*BRIEF*: Every line in the records below that holds the word "this" is to be copied.

*Component data from apps and pages*:
● ● ● ● ● ● ●
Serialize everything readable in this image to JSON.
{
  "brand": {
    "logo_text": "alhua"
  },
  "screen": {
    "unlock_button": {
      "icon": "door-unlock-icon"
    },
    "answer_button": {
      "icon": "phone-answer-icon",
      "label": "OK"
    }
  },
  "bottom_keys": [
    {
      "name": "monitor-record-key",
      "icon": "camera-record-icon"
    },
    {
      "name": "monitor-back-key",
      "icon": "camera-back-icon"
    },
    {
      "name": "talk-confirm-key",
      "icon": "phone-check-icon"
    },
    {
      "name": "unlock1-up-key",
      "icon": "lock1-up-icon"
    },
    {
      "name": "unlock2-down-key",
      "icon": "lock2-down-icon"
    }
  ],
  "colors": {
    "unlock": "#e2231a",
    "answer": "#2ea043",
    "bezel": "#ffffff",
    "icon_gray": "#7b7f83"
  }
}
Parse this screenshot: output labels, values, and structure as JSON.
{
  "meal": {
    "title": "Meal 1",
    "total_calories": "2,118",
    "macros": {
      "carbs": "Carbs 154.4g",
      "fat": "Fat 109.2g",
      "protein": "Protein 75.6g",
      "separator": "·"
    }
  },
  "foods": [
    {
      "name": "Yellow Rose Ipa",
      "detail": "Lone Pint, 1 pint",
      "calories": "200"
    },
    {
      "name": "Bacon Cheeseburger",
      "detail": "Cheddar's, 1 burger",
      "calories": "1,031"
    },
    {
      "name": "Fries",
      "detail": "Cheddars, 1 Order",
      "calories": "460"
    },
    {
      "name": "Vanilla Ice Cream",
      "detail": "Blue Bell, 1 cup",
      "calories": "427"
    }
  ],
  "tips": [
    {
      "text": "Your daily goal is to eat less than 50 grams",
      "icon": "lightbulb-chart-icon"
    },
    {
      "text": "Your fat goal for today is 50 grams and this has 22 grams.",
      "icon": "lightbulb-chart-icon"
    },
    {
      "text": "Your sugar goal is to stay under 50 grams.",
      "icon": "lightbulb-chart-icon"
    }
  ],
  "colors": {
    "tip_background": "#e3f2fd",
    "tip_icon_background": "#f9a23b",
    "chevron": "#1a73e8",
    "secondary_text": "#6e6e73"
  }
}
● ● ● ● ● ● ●
*REPLY TO THE EXERCISE*:
Serialize everything readable in this image to JSON.
Parse this screenshot: output labels, values, and structure as JSON.
      "text": "Your fat goal for today is 50 grams and this has 22 grams.",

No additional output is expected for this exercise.